“There is so much distortion and photoshopping. The magnitude of the messages that people are getting have made the number of people affected by eating disorders much larger and the severity of them much worse,” she said. “I believe it has normalized disordered eating to an extent, like people posting ‘what I eat in a day’ videos and ‘cheat day’ videos … The algorithm works against you; even when you look up eating disorders looking for content on recovery, you find a lot of the opposite, which is incredibly triggering.”

Cowlan explained that she works with her clients to combat unrealistic influences from social media and create a more healthy feed that promotes a more body-positive, anti-diet culture. She has many positive resources to share, including podcasts like “Recovery Bites,” “Recovery Warriors,” and “Rewired.” Some instagram accounts she recommends include @theantidietplan, @recoverywarriors, @dietitian.hannah and @jenni_schaefer

Furthermore, Cowlan cited two free support groups available online: “Morningside Chats in the Living Room” is led by professionals in the field on Saturday mornings and anyone can register. The Eating Recovery Center has support groups based on specific eating disorders as well as specific groups for certain demographics such as the LGBTQ+ community.

As National Eating Disorder Awareness week comes to a close, Cowlan encourages readers not to be afraid to reach out and ask for help. With her final comment, she leaves us with an extremely important message: “Recovery is possible. It is a journey; It takes time. It doesn’t go perfectly; It’s messy, and it’s hard. But it is possible. Life on the other side is so worth it, and there are so many things to appreciate about our bodies that have nothing to do with weight.” 

More information on Sara Cowlan, MS, RD, RDN:

“Sara has over 20 years’ experience in a broad range of settings as a registered dietitian. As her practice has evolved, she has seen that most of her clients come to her struggling with diets that take them away from their enjoyment of food and being connected to their needs.  Many know a lot about nutrition but find themselves stuck trying to make changes or continue to make choices they are later unhappy with.

Sara has learned in her practice and research supports that DIETS do not work! They stress the body (which increases cortisol and appetite), lower our metabolism (which contributes to weight gain) and evoke feelings of failure and defeat as many blame themselves instead of the diet for their struggle.

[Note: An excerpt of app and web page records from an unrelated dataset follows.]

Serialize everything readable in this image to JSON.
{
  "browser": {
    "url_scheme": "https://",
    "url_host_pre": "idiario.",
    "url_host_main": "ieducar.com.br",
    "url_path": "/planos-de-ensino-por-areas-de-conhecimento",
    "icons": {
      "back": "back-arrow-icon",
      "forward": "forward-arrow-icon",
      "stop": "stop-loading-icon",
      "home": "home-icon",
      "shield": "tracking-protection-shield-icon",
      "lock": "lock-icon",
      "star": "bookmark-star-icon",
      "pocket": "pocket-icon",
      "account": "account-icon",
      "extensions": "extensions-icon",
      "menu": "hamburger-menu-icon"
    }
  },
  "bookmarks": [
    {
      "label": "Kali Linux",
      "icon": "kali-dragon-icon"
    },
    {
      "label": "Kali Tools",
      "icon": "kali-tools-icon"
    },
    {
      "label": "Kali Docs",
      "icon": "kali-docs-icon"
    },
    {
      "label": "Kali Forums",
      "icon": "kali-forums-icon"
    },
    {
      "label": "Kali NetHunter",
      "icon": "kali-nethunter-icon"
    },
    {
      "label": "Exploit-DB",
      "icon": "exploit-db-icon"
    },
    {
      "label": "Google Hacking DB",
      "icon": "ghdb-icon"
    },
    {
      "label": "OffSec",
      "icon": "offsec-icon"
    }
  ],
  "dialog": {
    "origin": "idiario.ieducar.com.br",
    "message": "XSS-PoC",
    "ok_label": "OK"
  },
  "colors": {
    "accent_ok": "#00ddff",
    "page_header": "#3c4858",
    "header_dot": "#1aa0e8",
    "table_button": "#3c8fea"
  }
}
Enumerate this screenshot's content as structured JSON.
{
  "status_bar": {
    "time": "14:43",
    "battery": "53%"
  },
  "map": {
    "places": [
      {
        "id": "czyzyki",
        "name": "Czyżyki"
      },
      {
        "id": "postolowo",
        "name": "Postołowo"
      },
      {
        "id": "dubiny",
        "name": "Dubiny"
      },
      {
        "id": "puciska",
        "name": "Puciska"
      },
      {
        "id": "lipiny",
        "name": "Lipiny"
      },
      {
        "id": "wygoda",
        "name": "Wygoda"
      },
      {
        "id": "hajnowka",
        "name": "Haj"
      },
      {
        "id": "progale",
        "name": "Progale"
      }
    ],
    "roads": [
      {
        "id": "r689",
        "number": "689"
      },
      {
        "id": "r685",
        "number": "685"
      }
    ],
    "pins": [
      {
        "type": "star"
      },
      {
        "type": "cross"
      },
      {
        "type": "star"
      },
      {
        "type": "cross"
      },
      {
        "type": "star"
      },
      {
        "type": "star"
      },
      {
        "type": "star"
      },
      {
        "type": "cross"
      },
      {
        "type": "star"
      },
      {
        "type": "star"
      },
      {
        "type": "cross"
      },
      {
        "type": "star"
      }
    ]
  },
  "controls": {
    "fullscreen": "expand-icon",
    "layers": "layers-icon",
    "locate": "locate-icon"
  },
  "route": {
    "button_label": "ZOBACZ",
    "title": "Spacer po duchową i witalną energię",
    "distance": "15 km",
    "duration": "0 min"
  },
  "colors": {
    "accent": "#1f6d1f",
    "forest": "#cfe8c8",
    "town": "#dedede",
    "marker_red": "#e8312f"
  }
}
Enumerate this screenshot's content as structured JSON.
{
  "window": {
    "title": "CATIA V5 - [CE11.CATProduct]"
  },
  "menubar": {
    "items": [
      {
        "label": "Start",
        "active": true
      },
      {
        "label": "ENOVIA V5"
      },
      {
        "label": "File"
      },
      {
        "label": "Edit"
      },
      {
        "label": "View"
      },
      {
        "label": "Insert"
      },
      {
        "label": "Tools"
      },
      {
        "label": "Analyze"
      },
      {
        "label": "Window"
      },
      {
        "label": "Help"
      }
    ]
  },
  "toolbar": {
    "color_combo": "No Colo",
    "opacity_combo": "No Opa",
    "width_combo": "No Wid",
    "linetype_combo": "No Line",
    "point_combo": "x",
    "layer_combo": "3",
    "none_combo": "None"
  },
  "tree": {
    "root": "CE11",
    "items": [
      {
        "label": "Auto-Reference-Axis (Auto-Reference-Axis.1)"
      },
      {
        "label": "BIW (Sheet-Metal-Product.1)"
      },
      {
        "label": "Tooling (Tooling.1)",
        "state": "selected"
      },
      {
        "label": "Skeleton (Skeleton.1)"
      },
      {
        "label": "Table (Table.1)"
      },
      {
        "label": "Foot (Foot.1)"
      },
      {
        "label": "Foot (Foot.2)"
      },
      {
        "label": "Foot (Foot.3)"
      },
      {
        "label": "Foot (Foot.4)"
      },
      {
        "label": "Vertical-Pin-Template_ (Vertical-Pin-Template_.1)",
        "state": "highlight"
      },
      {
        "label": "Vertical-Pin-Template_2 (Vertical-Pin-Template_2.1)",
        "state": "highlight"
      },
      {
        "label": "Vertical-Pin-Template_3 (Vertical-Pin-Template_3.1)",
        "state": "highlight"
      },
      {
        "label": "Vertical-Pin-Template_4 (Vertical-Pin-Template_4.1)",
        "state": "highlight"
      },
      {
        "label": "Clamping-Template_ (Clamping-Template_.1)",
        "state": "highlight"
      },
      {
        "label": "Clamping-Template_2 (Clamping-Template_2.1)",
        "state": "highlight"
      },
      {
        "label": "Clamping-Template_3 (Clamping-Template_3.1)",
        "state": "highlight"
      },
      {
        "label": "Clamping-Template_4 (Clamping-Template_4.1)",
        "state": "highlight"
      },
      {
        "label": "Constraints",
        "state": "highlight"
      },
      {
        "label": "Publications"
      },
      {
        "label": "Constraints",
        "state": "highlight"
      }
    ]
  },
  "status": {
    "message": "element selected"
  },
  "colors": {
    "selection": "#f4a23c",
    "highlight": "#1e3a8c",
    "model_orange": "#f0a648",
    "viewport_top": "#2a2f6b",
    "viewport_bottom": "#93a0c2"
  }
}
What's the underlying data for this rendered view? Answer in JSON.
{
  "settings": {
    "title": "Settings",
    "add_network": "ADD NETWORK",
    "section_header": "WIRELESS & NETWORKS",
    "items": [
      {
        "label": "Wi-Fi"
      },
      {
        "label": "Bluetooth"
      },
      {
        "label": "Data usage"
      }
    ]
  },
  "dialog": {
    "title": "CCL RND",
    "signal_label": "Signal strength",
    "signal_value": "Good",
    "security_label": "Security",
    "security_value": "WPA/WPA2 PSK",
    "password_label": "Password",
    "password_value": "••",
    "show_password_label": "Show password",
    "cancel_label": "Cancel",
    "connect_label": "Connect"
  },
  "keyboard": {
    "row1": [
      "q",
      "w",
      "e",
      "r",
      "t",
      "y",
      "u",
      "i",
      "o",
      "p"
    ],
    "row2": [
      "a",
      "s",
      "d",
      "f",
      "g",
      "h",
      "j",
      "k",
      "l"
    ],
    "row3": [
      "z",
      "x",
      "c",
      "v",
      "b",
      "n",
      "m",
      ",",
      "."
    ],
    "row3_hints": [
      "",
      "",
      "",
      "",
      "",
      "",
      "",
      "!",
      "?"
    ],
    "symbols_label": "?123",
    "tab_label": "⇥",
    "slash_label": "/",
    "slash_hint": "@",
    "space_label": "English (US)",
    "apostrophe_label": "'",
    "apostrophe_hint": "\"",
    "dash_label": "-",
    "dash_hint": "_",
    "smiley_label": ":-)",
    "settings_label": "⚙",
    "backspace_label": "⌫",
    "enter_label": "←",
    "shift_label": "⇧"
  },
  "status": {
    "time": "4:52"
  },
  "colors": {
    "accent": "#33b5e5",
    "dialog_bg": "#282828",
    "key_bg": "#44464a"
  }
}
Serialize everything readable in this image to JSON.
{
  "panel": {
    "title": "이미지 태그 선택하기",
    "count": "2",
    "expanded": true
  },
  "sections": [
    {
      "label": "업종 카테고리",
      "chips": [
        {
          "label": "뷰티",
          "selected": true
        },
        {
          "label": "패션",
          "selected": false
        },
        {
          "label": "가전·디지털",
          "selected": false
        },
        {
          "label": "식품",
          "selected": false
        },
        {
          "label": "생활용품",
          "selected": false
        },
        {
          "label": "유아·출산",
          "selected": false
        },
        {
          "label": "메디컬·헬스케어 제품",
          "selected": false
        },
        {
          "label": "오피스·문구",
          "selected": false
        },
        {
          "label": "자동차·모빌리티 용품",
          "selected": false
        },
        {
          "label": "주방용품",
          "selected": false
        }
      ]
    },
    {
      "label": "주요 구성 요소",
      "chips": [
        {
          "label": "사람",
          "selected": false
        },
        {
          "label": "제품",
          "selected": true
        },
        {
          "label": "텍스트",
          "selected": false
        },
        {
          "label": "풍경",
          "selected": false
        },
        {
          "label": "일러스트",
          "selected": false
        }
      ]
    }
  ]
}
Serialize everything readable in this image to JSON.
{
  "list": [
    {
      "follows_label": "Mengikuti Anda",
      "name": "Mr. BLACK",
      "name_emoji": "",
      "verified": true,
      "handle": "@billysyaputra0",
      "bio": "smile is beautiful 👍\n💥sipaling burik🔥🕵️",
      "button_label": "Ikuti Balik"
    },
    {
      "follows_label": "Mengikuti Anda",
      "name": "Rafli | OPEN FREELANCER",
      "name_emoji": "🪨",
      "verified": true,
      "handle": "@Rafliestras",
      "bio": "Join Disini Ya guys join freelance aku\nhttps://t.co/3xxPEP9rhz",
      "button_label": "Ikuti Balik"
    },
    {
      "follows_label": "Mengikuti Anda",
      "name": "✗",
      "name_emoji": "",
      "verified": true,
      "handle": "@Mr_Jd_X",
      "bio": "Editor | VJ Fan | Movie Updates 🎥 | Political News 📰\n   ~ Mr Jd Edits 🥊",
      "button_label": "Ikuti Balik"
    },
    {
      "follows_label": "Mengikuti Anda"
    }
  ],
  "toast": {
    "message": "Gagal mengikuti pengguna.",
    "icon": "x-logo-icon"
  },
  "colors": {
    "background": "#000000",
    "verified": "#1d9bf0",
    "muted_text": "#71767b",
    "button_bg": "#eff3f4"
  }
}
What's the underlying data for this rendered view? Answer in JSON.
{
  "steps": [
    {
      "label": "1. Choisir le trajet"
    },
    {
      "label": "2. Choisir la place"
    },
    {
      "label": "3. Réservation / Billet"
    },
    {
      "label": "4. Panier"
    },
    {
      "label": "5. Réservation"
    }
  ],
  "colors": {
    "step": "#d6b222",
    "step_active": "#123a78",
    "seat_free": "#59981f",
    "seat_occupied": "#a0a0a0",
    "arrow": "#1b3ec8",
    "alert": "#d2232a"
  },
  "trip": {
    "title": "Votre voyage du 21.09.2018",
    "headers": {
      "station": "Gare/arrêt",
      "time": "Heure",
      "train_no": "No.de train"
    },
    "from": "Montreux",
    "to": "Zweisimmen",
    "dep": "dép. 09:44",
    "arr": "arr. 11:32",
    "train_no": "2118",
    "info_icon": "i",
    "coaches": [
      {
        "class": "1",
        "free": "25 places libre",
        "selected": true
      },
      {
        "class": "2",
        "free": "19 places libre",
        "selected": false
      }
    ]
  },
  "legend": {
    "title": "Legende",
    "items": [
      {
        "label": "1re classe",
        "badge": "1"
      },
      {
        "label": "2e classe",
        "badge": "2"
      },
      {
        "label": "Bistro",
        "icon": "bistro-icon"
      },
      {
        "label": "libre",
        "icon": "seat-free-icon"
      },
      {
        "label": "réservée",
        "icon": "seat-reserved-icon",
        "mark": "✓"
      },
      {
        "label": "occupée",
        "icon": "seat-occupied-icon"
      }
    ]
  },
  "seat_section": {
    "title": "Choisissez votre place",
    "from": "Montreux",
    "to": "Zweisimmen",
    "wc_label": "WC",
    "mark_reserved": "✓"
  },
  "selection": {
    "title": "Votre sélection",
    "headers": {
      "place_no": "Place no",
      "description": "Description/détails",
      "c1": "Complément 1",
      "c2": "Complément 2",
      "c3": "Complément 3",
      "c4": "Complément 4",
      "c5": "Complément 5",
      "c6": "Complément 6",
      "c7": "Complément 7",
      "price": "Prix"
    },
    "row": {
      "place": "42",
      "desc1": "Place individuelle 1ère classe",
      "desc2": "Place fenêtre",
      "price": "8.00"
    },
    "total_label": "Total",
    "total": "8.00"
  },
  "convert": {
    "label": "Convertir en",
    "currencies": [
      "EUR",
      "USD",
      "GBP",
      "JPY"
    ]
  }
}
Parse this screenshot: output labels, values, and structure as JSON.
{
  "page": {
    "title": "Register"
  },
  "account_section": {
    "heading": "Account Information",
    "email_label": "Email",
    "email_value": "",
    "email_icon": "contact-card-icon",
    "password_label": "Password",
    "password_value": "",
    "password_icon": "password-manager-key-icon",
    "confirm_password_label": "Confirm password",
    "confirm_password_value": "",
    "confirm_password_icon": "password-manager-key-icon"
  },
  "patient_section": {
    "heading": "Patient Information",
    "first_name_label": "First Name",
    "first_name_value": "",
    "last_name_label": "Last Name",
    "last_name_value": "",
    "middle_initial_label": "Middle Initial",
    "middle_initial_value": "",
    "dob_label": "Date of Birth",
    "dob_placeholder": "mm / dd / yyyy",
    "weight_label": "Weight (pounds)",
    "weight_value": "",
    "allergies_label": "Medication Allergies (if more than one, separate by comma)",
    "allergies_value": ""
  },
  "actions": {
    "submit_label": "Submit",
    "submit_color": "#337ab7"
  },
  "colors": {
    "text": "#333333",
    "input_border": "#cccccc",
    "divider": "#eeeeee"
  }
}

Her approach is to meet clients where they are in their relationship with food. This may involve struggling with disordered eating, body image or many health issues that may be affected by this relationship with food.”

Tess Friedenthal

Northeastern '25

Tess Friedenthal is a third year Human Services and Sociology major at Northeastern University. She enjoys writing and is passionate about a wide variety of topics including social justice, pop culture and media, and much more.